Antonie van Leeuwenhoek was born in Delft on 24 October 1632. In 1648, van Leeuwenhoek was apprenticed to a textile merchant, which is where he probably first encountered magnifying glasses, which were used in the textile trade to count thread densities for quality control purposes.
In 1668, van Leeuwenhoek paid his first and only visit to London, where he probably saw a copy of Robert Hooke's 'Micrographia' (1665) which included pictures of textiles that would have been of interest to him.

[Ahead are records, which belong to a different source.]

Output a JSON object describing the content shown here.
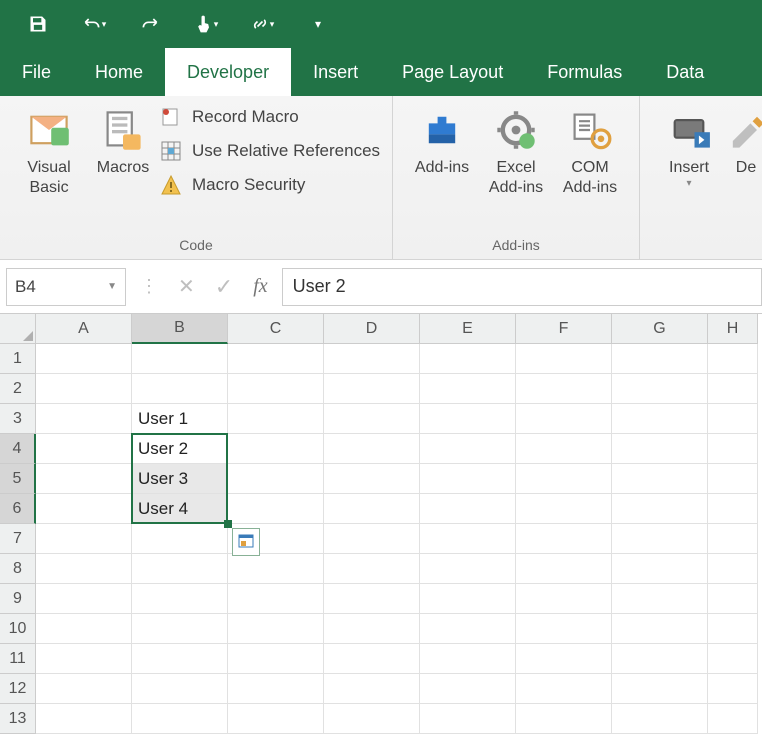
{
  "quick_access": {
    "save": "save-icon",
    "undo": "undo-icon",
    "redo": "redo-icon",
    "touch": "touch-mode-icon",
    "link": "link-icon",
    "customize": "customize-icon"
  },
  "tabs": {
    "file": "File",
    "home": "Home",
    "developer": "Developer",
    "insert": "Insert",
    "page_layout": "Page Layout",
    "formulas": "Formulas",
    "data": "Data"
  },
  "active_tab": "developer",
  "ribbon": {
    "code": {
      "label": "Code",
      "visual_basic": "Visual Basic",
      "macros": "Macros",
      "record_macro": "Record Macro",
      "use_relative": "Use Relative References",
      "macro_security": "Macro Security"
    },
    "addins": {
      "label": "Add-ins",
      "addins": "Add-ins",
      "excel_addins": "Excel Add-ins",
      "com_addins": "COM Add-ins"
    },
    "controls": {
      "insert": "Insert",
      "design_mode_partial": "De"
    }
  },
  "name_box": "B4",
  "formula_value": "User 2",
  "columns": [
    "A",
    "B",
    "C",
    "D",
    "E",
    "F",
    "G",
    "H"
  ],
  "rows": [
    "1",
    "2",
    "3",
    "4",
    "5",
    "6",
    "7",
    "8",
    "9",
    "10",
    "11",
    "12",
    "13"
  ],
  "selected_column_index": 1,
  "selected_row_indices": [
    3,
    4,
    5
  ],
  "cells": {
    "B3": "User 1",
    "B4": "User 2",
    "B5": "User 3",
    "B6": "User 4"
  },
  "selection": {
    "col": 1,
    "row_start": 3,
    "row_end": 5
  },
  "fill_highlight_rows": [
    4,
    5
  ]
}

In 1676, van Leeuwenhoek observed water closely and was surprised to see tiny organisms - the first bacteria observed by man. His letter announcing this discovery caused widespread doubt at the Royal Society but Robert Hooke later repeated the experiment and was able to confirm his discoveries. As well as being the father of microbiology, van Leeuwenhoek laid the foundations of plant anatomy and became an expert on animal reproduction. He discovered blood cells and microscopic nematodes, and studied the structure of wood and crystals. He also made over 500 microscopes to view specific objects.